(Extracted data entries)

════════════════════

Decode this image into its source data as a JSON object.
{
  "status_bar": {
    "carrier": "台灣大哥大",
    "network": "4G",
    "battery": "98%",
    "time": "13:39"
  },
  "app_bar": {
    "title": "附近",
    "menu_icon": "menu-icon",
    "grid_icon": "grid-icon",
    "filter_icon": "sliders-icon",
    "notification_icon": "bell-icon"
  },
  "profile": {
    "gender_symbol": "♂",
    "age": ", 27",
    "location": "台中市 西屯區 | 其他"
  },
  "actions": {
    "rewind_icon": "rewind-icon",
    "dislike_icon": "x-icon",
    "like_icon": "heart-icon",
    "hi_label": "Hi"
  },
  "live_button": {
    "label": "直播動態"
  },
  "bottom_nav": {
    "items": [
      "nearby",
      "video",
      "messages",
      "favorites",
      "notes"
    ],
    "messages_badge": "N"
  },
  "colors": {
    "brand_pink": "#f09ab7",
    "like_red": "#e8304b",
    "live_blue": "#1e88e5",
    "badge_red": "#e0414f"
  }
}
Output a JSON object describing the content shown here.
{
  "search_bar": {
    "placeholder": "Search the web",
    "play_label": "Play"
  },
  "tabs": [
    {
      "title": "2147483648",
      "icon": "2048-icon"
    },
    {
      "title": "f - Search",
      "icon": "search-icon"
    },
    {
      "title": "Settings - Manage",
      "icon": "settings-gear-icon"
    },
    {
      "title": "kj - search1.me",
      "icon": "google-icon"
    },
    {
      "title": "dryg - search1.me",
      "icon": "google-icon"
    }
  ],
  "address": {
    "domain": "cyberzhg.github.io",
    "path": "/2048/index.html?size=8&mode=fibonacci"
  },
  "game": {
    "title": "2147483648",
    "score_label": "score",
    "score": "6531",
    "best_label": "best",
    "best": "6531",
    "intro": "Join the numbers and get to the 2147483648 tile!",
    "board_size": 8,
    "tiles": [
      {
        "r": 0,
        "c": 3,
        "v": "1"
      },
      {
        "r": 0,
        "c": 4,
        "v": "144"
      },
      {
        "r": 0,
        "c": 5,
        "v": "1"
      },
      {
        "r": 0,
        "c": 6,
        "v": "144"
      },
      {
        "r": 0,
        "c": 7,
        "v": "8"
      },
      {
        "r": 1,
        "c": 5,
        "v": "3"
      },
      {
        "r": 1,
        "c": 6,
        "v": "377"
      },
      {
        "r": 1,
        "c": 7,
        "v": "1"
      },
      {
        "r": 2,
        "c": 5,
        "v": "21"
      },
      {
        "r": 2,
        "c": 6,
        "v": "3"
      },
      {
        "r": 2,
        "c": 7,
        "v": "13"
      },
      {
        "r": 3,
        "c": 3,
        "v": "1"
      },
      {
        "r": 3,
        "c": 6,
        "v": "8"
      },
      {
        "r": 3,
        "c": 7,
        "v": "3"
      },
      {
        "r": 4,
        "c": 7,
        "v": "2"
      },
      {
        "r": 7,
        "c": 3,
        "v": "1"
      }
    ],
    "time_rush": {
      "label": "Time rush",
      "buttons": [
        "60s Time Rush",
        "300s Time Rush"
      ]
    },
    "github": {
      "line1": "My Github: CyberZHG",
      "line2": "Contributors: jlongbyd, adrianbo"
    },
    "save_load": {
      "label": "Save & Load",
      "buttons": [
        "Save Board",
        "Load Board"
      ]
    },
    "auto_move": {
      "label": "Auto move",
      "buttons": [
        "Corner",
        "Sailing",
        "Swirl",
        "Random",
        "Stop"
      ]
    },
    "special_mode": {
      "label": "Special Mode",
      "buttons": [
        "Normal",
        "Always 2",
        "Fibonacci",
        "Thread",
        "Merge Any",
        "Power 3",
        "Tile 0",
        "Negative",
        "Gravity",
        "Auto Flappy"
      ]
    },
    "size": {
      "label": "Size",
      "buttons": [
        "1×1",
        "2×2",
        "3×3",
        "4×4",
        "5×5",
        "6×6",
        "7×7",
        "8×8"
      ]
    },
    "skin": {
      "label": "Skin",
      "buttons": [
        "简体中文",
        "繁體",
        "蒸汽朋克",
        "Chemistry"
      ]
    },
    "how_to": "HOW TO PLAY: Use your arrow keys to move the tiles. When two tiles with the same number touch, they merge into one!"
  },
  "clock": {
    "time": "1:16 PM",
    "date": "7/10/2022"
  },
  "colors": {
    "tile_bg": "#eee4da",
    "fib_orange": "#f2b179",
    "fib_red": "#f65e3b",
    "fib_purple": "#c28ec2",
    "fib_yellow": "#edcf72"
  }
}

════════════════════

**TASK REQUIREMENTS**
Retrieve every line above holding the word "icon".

**WRITTEN SOLUTION**
    "menu_icon": "menu-icon",
    "grid_icon": "grid-icon",
    "filter_icon": "sliders-icon",
    "notification_icon": "bell-icon"
    "rewind_icon": "rewind-icon",
    "dislike_icon": "x-icon",
    "like_icon": "heart-icon",
      "icon": "2048-icon"
      "icon": "search-icon"
      "icon": "settings-gear-icon"
      "icon": "google-icon"
      "icon": "google-icon"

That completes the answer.